Continuing with another breakfast item, the Boxty Benny featured whiskey-cured steelhead with poached eggs, tomato, Irish muffin, Hollandaise and fried potatoes. Of the 4 we were served, half of the eggs were medium and the other half were runny. However, even with the medium eggs, the whites were buttery (not rubbery). I found the Hollandaise creamy and mild-tasting, possibly in need of more lemon. The Irish muffin was definitely interesting with an airy egginess to it. There was definitely enough steelhead to make an impact in terms of flavour and texture. From this, I moved directly to the Lamb Shank with pearl barley risotto. I found most of the meat to be gelatinous and tender with a mild gaminess (with some exterior portions being dry). The sauce was mildly meaty and could've used a bit more salt.
We were served 2 burgers including a veggie option. Despite what you may think, I tried the Veg Burger first. The patty was made of navy beans, chickpeas, mushrooms, carrots, zucchini and toasted spices. As such, the texture was akin to a mix of thick hummus and dense mash potatoes. It was sandwiched in between toasted brioche with chipotle mayo, salsa verde, sprouts, tomato and butter lettuce. It was better than I expected, but in the end, I enjoyed the Central Burger more due to my own biases. It consisted of a 6 oz St. Helen's beef patty, pulled pork, stout BBQ sauce, Dubliner cheese, pickles, chipotle mayo, tobacco onions and lettuce. It was a good-looking burger and although the meat wasn't exactly juicy, it wasn't exactly dry either. I found the flavours to be on the sweeter side with a touch of smokiness.

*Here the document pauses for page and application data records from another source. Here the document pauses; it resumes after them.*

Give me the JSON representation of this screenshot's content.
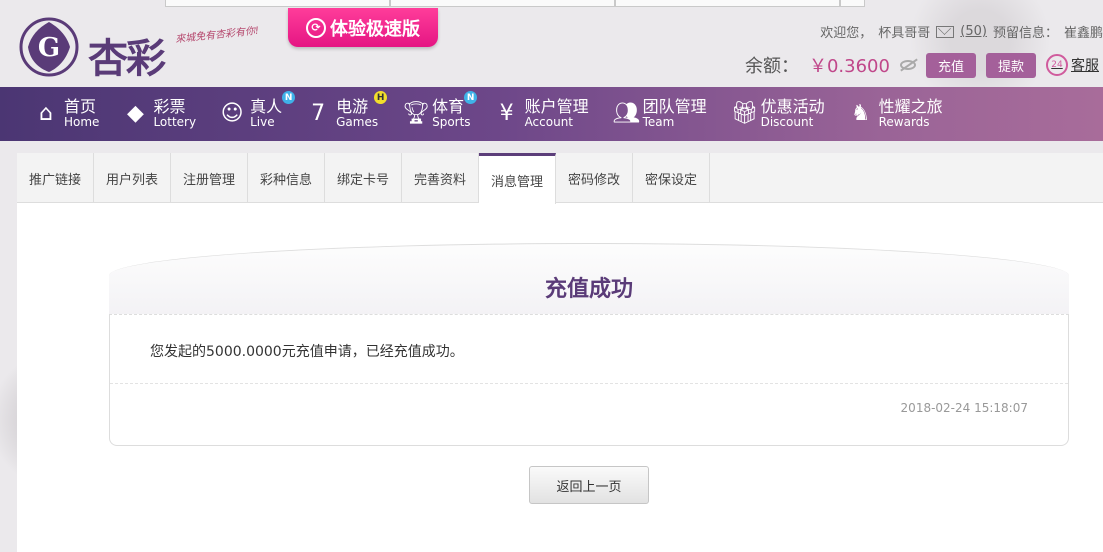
{
  "header": {
    "logo_text": "杏彩",
    "slogan": "來城免有杏彩有你!",
    "promo_label": "体验极速版",
    "welcome": "欢迎您，",
    "username": "杯具哥哥",
    "mail_count": "(50)",
    "reserved_info_label": "预留信息：",
    "reserved_info_value": "崔鑫鹏",
    "balance_label": "余额：",
    "balance_value": "￥0.3600",
    "deposit_label": "充值",
    "withdraw_label": "提款",
    "service_label": "客服",
    "service_icon_text": "24"
  },
  "nav": {
    "items": [
      {
        "cn": "首页",
        "en": "Home",
        "icon": "home-icon"
      },
      {
        "cn": "彩票",
        "en": "Lottery",
        "icon": "lottery-icon"
      },
      {
        "cn": "真人",
        "en": "Live",
        "icon": "live-icon",
        "badge": "N"
      },
      {
        "cn": "电游",
        "en": "Games",
        "icon": "slot-7-icon",
        "badge": "H"
      },
      {
        "cn": "体育",
        "en": "Sports",
        "icon": "trophy-icon",
        "badge": "N"
      },
      {
        "cn": "账户管理",
        "en": "Account",
        "icon": "yen-coin-icon"
      },
      {
        "cn": "团队管理",
        "en": "Team",
        "icon": "team-icon"
      },
      {
        "cn": "优惠活动",
        "en": "Discount",
        "icon": "gift-icon"
      },
      {
        "cn": "性耀之旅",
        "en": "Rewards",
        "icon": "rewards-icon"
      }
    ]
  },
  "tabs": [
    "推广链接",
    "用户列表",
    "注册管理",
    "彩种信息",
    "绑定卡号",
    "完善资料",
    "消息管理",
    "密码修改",
    "密保设定"
  ],
  "active_tab": "消息管理",
  "message": {
    "title": "充值成功",
    "body": "您发起的5000.0000元充值申请，已经充值成功。",
    "timestamp": "2018-02-24 15:18:07"
  },
  "back_button_label": "返回上一页",
  "colors": {
    "brand_purple": "#5a3b78",
    "promo_pink": "#e51583",
    "balance_pink": "#c0478a",
    "button_purple": "#a4609a"
  }
}
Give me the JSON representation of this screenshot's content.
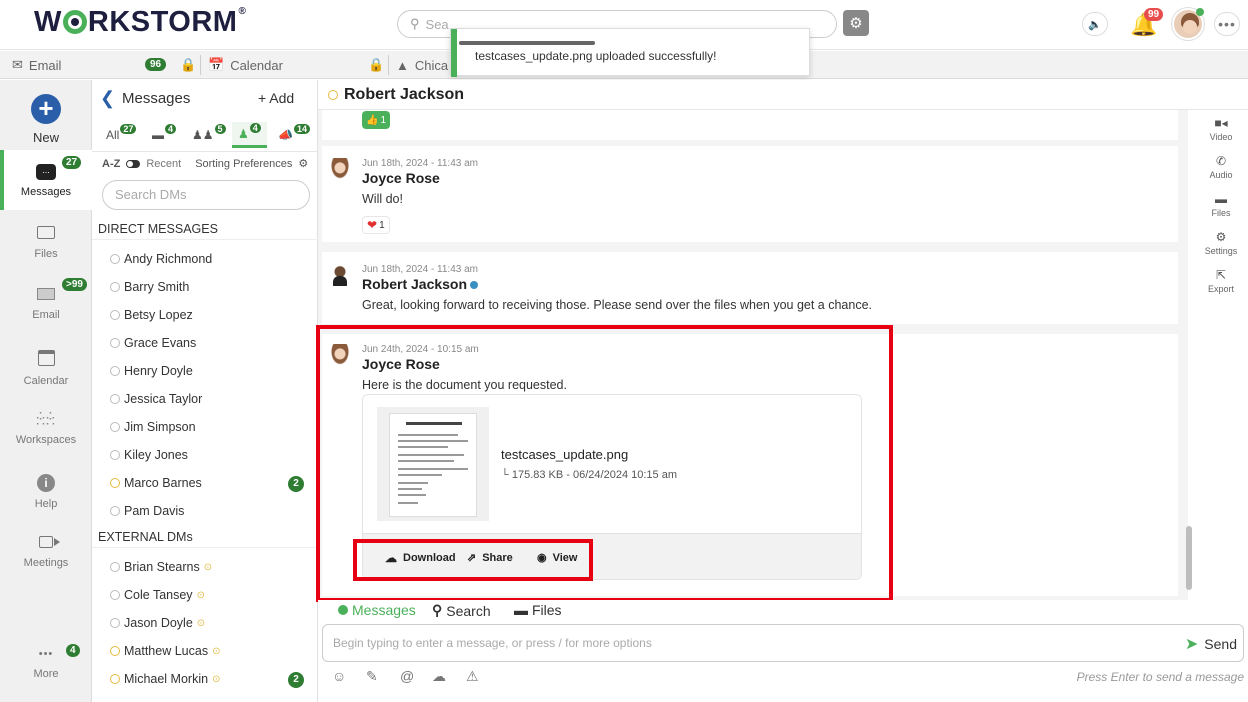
{
  "app": {
    "logo_text_left": "W",
    "logo_text_right": "RKSTORM",
    "logo_reg": "®",
    "search_placeholder": "Sea",
    "notifications_count": "99",
    "more_glyph": "•••"
  },
  "tabs": [
    {
      "label": "Email",
      "badge": "96"
    },
    {
      "label": "Calendar"
    },
    {
      "label": "Chica"
    }
  ],
  "toast": {
    "message": "testcases_update.png uploaded successfully!",
    "progress": 0.38
  },
  "leftnav": {
    "new_label": "New",
    "messages_label": "Messages",
    "messages_badge": "27",
    "files_label": "Files",
    "email_label": "Email",
    "email_badge": ">99",
    "calendar_label": "Calendar",
    "workspaces_label": "Workspaces",
    "help_label": "Help",
    "meetings_label": "Meetings",
    "more_label": "More",
    "more_badge": "4",
    "more_glyph": "•••"
  },
  "messages_panel": {
    "title": "Messages",
    "add_label": "+ Add",
    "filters": [
      {
        "label": "All",
        "badge": "27"
      },
      {
        "label": "",
        "badge": "4"
      },
      {
        "label": "",
        "badge": "5"
      },
      {
        "label": "",
        "badge": "4"
      },
      {
        "label": "",
        "badge": "14"
      }
    ],
    "sort_az": "A-Z",
    "sort_recent": "Recent",
    "sort_prefs": "Sorting Preferences",
    "search_placeholder": "Search DMs",
    "direct_header": "DIRECT MESSAGES",
    "direct": [
      {
        "name": "Andy Richmond"
      },
      {
        "name": "Barry Smith"
      },
      {
        "name": "Betsy Lopez"
      },
      {
        "name": "Grace Evans"
      },
      {
        "name": "Henry Doyle"
      },
      {
        "name": "Jessica Taylor"
      },
      {
        "name": "Jim Simpson"
      },
      {
        "name": "Kiley Jones"
      },
      {
        "name": "Marco Barnes",
        "unread": "2"
      },
      {
        "name": "Pam Davis"
      }
    ],
    "external_header": "EXTERNAL DMs",
    "external": [
      {
        "name": "Brian Stearns"
      },
      {
        "name": "Cole Tansey"
      },
      {
        "name": "Jason Doyle"
      },
      {
        "name": "Matthew Lucas"
      },
      {
        "name": "Michael Morkin",
        "unread": "2"
      }
    ]
  },
  "chat": {
    "title": "Robert Jackson",
    "top_reaction": "1",
    "messages": [
      {
        "time": "Jun 18th, 2024 - 11:43 am",
        "sender": "Joyce Rose",
        "text": "Will do!",
        "reaction_count": "1"
      },
      {
        "time": "Jun 18th, 2024 - 11:43 am",
        "sender": "Robert Jackson",
        "text": "Great, looking forward to receiving those. Please send over the files when you get a chance."
      },
      {
        "time": "Jun 24th, 2024 - 10:15 am",
        "sender": "Joyce Rose",
        "text": "Here is the document you requested.",
        "file": {
          "name": "testcases_update.png",
          "meta": "175.83 KB - 06/24/2024 10:15 am",
          "meta_prefix": "└ ",
          "download_label": "Download",
          "share_label": "Share",
          "view_label": "View"
        }
      }
    ]
  },
  "rightrail": [
    {
      "label": "Video",
      "icon": "video-icon",
      "glyph": "■◂"
    },
    {
      "label": "Audio",
      "icon": "phone-icon",
      "glyph": "✆"
    },
    {
      "label": "Files",
      "icon": "folder-icon",
      "glyph": "▬"
    },
    {
      "label": "Settings",
      "icon": "gear-icon",
      "glyph": "⚙"
    },
    {
      "label": "Export",
      "icon": "export-icon",
      "glyph": "⇱"
    }
  ],
  "composer": {
    "tab_messages": "Messages",
    "tab_search": "Search",
    "tab_files": "Files",
    "placeholder": "Begin typing to enter a message, or press / for more options",
    "send_label": "Send",
    "hint": "Press Enter to send a message"
  },
  "colors": {
    "accent_green": "#4bb05a",
    "badge_green": "#2e7d32",
    "brand_blue": "#2a5ea8",
    "highlight_red": "#e60012"
  }
}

One last meat dish, the Main St. Meatloaf was pretty robust with minimal grease. I found the glaze tart and flavourful. As much as the Guinness onion gravy was peppery and deeply flavoured, I thought the glaze was so impactful in bringing the dish alive, there should've been more to provide balance. Undreneath, the mashed potatoes were robust and starchy where it was a good base for the gravy. For dessert, we were served the Central Sundae with Guinness, Bailey's, caramel ice cream layered with chocolate and caramel sauce topped with an Irish lace cookie, whipping cream, sprinkles and candied walnuts. Surprisingly, this was not a shockingly sweet as the ingredients suggested. This was creamy, sweet with a caramelized depth and lightly kissed with alcohol. Loved the crunch of the walnuts too. Just like the rest of the food, the dessert basically epitomized the menu at Dubh Linn Gate - they don't try to stray too far from classic pub food. That is a good thing as they don't try to be what they are not, where they offer up good eats to go with your drink.
*All food and beverages were complimentary*
- Solid eats for a pub
- Actual Irish pub atmosphere
- Food is of course heavy, but that's how it is supposed to be
- Some proteins could be more moist